*BRIEF*:
Lines from the entries below that hold "this" form the answer; copy all of them.

[Interface dataset entries]
>>>

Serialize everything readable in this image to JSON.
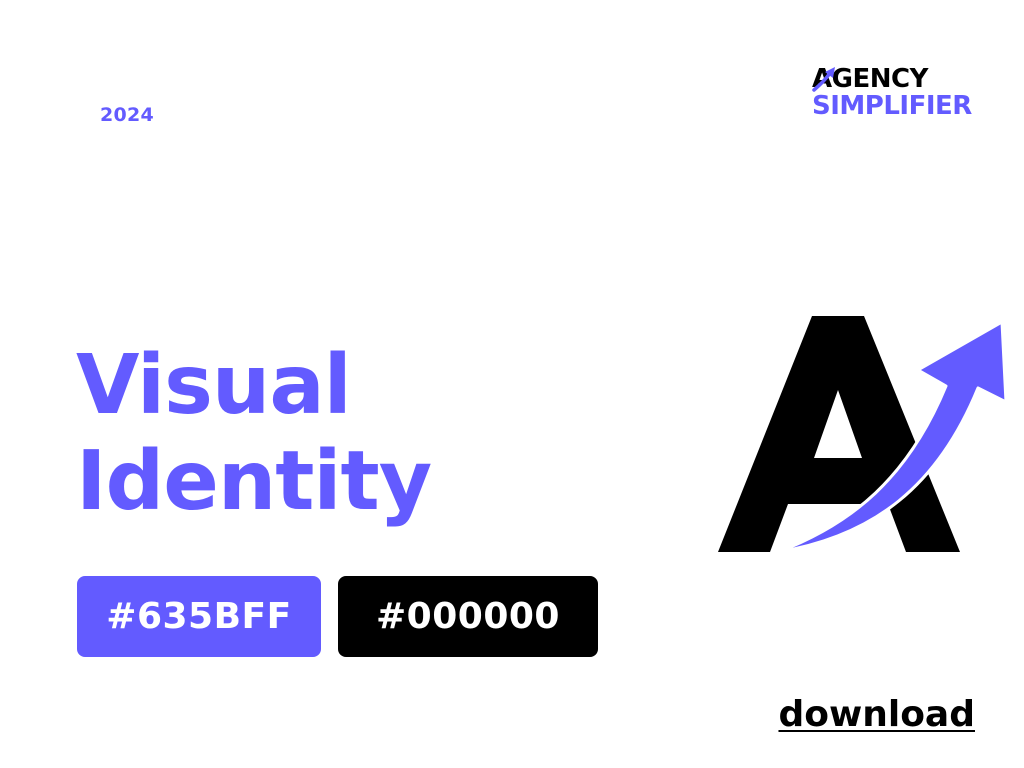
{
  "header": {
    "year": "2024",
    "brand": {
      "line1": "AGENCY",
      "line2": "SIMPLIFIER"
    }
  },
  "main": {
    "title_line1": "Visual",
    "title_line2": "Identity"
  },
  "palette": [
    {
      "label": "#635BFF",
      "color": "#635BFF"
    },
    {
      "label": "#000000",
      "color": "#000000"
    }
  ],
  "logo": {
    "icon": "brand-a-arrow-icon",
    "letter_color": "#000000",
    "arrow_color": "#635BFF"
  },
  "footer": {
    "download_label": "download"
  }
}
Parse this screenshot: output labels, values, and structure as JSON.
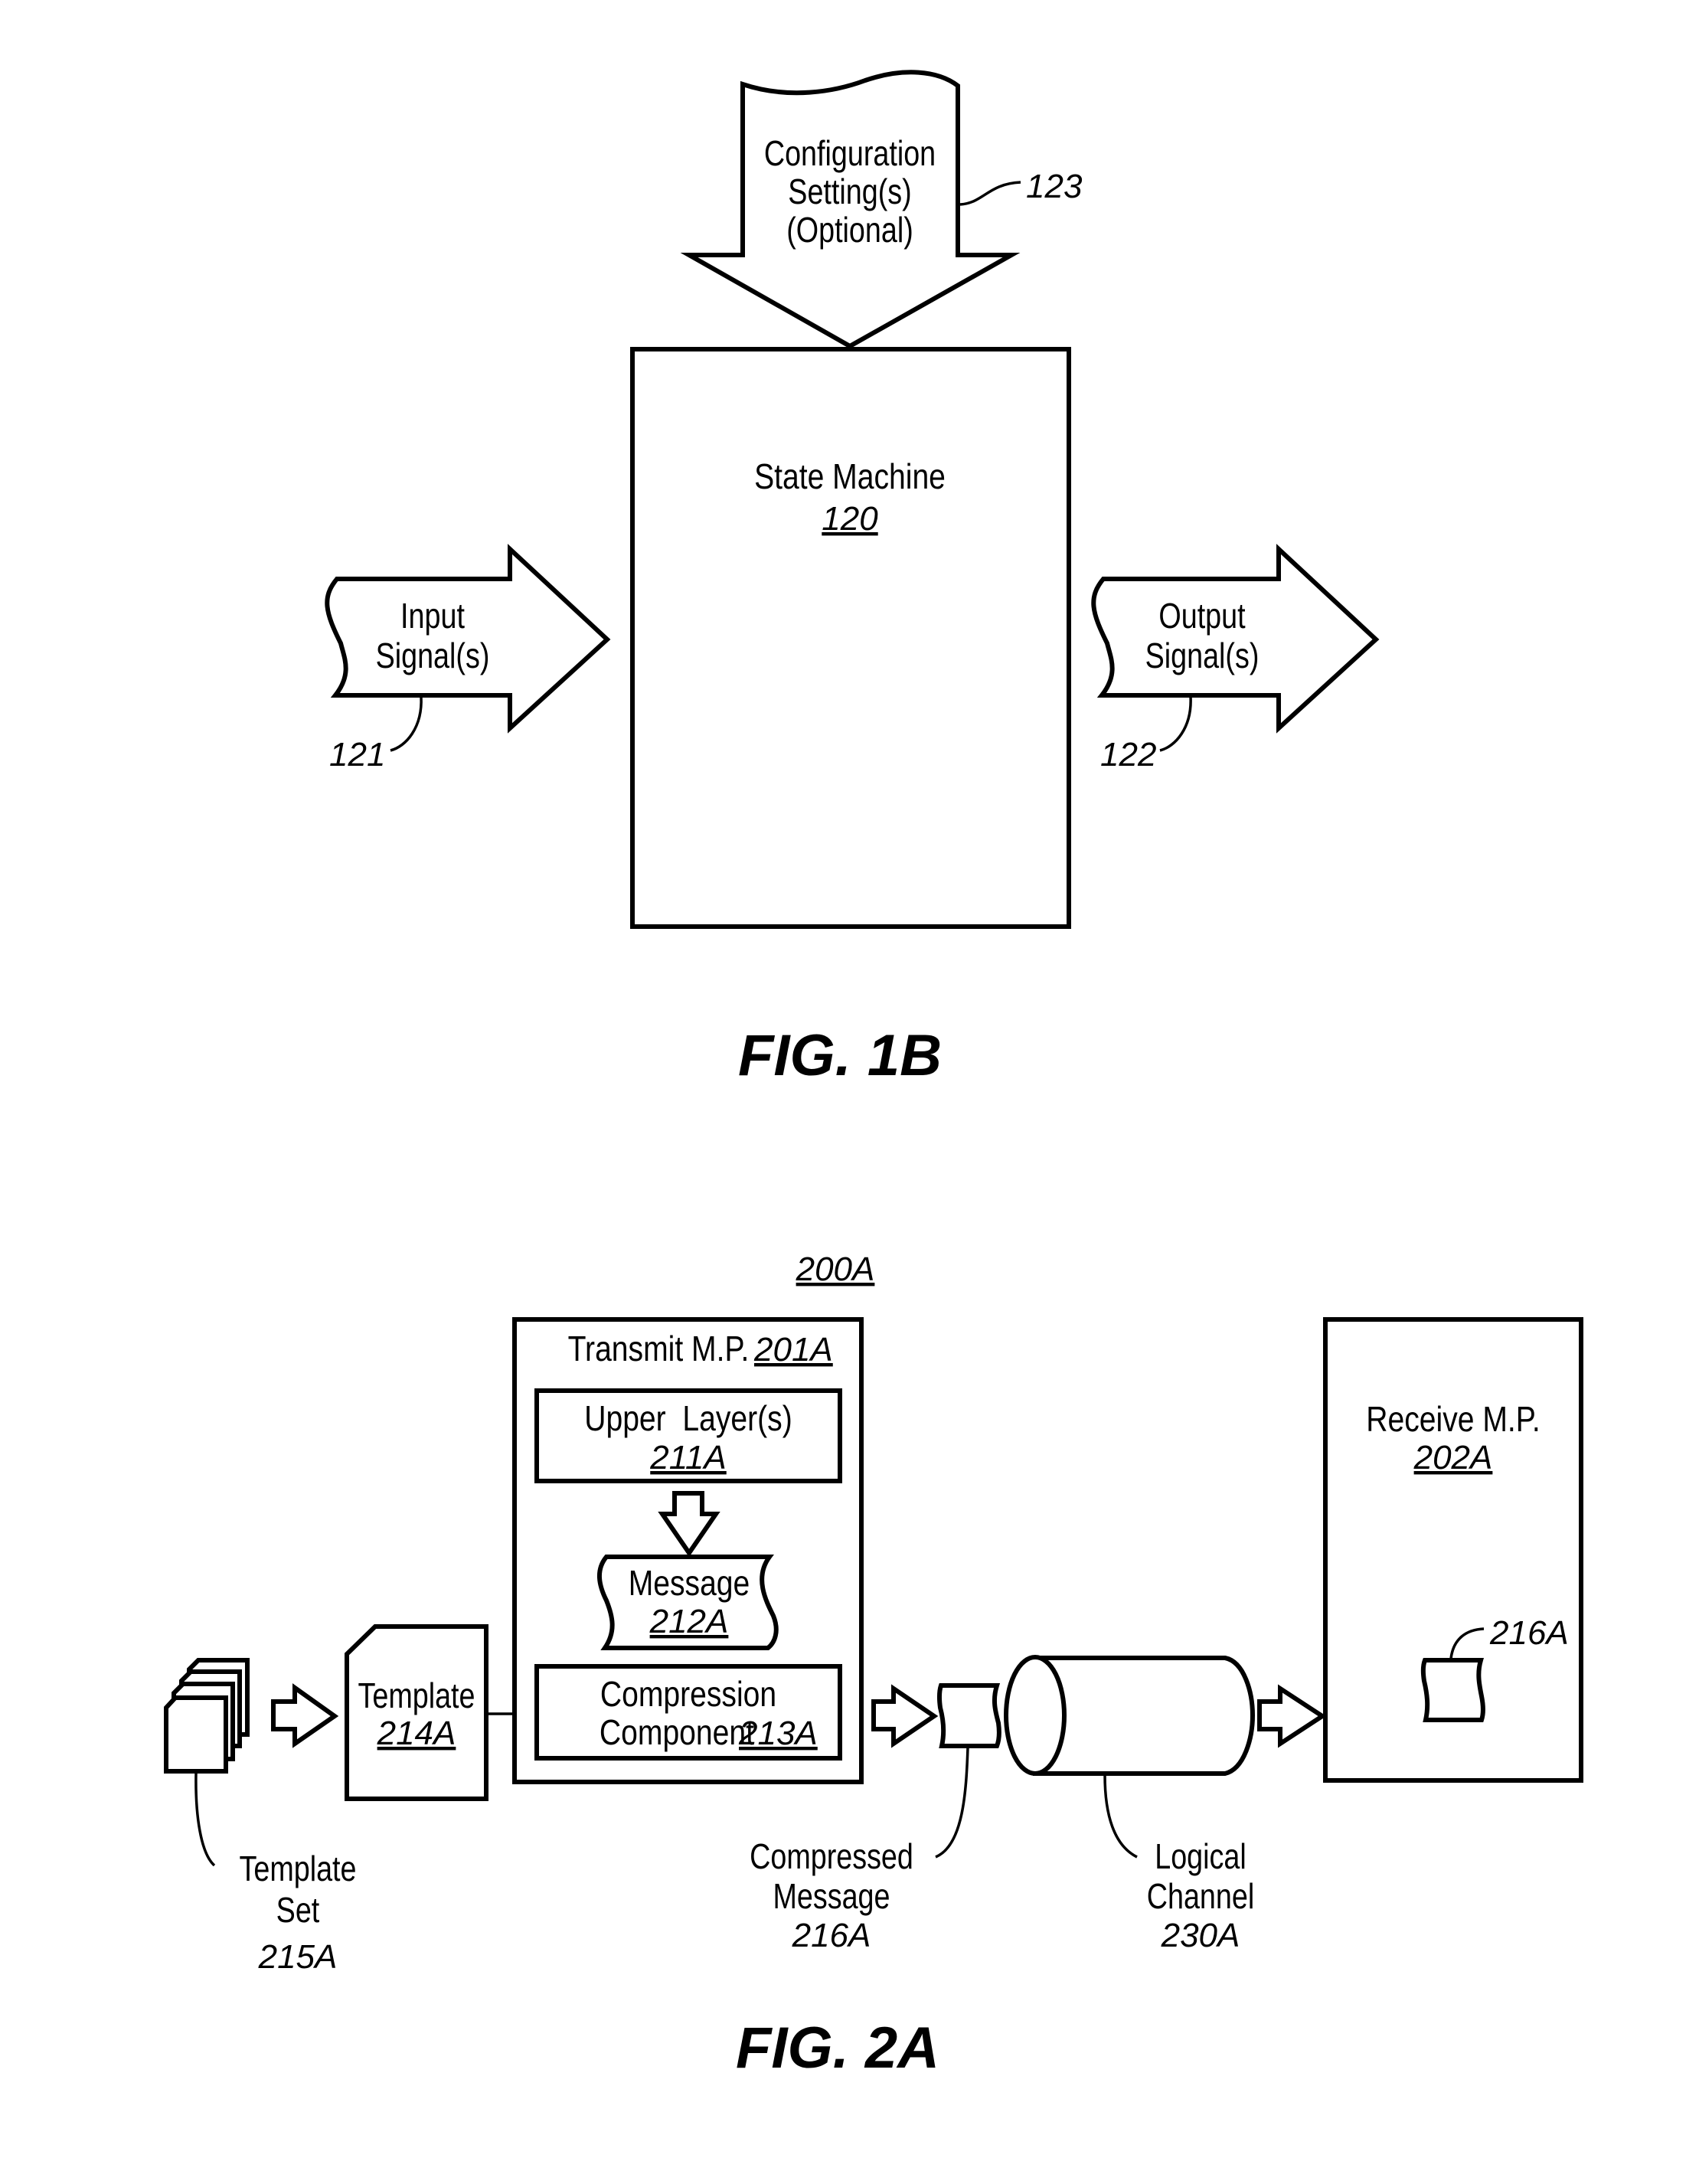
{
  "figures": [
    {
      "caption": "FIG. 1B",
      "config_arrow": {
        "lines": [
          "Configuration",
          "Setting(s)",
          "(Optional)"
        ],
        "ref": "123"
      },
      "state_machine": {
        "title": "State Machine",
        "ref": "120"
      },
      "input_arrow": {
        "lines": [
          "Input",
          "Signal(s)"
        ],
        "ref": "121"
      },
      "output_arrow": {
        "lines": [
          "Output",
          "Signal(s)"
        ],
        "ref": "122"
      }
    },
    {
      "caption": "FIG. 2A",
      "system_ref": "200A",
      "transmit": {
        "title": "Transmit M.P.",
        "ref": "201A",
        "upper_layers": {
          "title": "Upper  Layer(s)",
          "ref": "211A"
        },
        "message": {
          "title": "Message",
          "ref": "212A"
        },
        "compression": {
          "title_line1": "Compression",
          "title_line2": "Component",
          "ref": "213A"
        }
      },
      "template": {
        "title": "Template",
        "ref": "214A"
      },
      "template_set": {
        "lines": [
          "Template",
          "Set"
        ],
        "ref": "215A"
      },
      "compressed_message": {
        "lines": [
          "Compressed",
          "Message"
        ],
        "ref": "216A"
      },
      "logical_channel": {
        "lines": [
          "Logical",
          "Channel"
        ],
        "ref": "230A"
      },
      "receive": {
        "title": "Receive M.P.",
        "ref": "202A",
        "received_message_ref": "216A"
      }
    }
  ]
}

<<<

*ANSWER BELOW*:
Serialize everything readable in this image to JSON.
Parse this screenshot: output labels, values, and structure as JSON.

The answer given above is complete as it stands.